**Requirement:**
Please give the number of lines in the records below where the word "アクション設定" occurs, and nothing else.

(Stored records)

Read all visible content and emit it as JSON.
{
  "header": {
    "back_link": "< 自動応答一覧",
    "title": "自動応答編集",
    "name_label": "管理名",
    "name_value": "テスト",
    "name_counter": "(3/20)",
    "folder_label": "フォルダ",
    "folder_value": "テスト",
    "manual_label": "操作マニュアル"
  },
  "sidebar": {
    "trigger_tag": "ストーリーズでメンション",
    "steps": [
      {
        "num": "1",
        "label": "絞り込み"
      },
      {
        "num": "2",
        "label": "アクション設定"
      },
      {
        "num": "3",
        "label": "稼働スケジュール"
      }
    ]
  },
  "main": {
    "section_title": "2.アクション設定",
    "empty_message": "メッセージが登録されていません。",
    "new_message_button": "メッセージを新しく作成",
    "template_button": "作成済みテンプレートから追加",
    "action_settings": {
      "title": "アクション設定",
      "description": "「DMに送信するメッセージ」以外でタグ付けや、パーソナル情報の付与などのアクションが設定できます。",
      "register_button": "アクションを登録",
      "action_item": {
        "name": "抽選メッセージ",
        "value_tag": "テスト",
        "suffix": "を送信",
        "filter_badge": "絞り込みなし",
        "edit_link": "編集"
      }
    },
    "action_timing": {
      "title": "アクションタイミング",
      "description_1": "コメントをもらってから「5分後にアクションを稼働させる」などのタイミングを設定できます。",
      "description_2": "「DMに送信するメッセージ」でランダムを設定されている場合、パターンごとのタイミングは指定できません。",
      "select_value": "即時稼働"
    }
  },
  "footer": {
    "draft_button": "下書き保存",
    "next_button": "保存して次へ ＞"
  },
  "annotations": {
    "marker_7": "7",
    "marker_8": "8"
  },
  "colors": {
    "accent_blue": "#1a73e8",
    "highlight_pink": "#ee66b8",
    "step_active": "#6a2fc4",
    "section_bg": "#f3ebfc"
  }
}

**Task answer:**
3